(Element data from apps and pages)
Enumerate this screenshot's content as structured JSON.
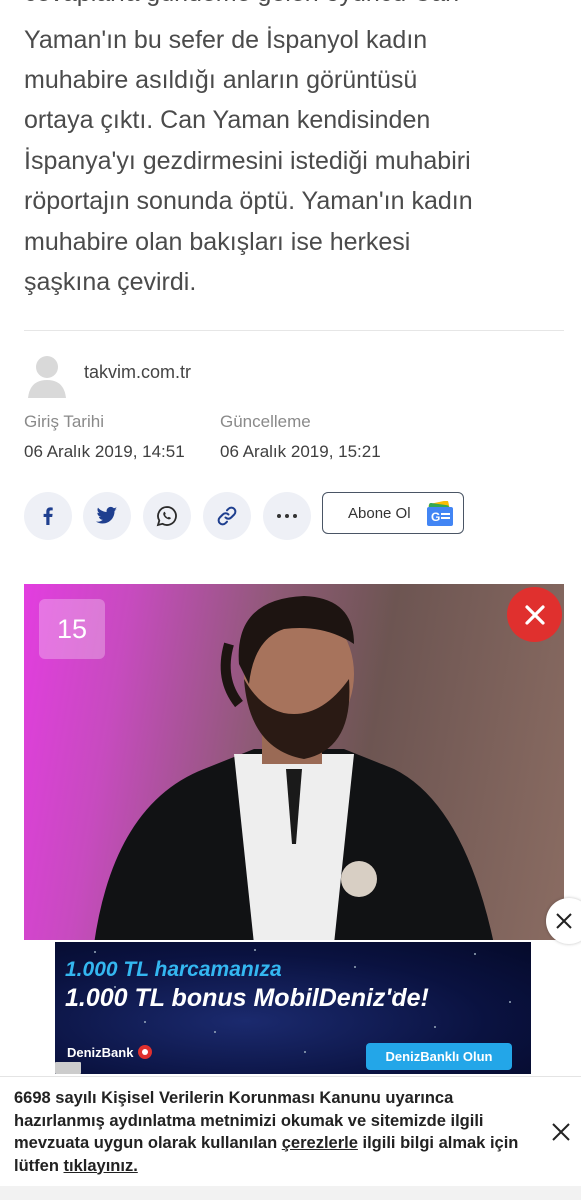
{
  "article": {
    "lines": [
      "cevaplarıa gündeme gelen oyuncu Can",
      "Yaman'ın bu sefer de İspanyol kadın",
      "muhabire asıldığı anların görüntüsü",
      "ortaya çıktı. Can Yaman kendisinden",
      "İspanya'yı gezdirmesini istediği muhabiri",
      "röportajın sonunda öptü. Yaman'ın kadın",
      "muhabire olan bakışları ise herkesi",
      "şaşkına çevirdi."
    ]
  },
  "author": {
    "name": "takvim.com.tr",
    "avatar_icon": "user-silhouette-icon"
  },
  "meta": {
    "published_label": "Giriş Tarihi",
    "published_value": "06 Aralık 2019, 14:51",
    "updated_label": "Güncelleme",
    "updated_value": "06 Aralık 2019, 15:21"
  },
  "share": {
    "buttons": [
      "facebook-icon",
      "twitter-icon",
      "whatsapp-icon",
      "link-icon",
      "more-icon"
    ],
    "subscribe_label": "Abone Ol",
    "subscribe_icon": "google-news-icon"
  },
  "gallery": {
    "counter": "15"
  },
  "ad": {
    "line1": "1.000 TL harcamanıza",
    "line2": "1.000 TL bonus MobilDeniz'de!",
    "brand": "DenizBank",
    "cta": "DenizBanklı Olun"
  },
  "cookie": {
    "text_before": "6698 sayılı Kişisel Verilerin Korunması Kanunu uyarınca hazırlanmış aydınlatma metnimizi okumak ve sitemizde ilgili mevzuata uygun olarak kullanılan ",
    "link1": "çerezlerle",
    "text_middle": " ilgili bilgi almak için lütfen ",
    "link2": "tıklayınız."
  },
  "colors": {
    "close_red": "#e0302e",
    "ad_blue": "#23a6e8",
    "twitter": "#1d9bf0",
    "facebook": "#1877f2"
  }
}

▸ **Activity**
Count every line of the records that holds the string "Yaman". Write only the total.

▸ **Result for this exercise**
3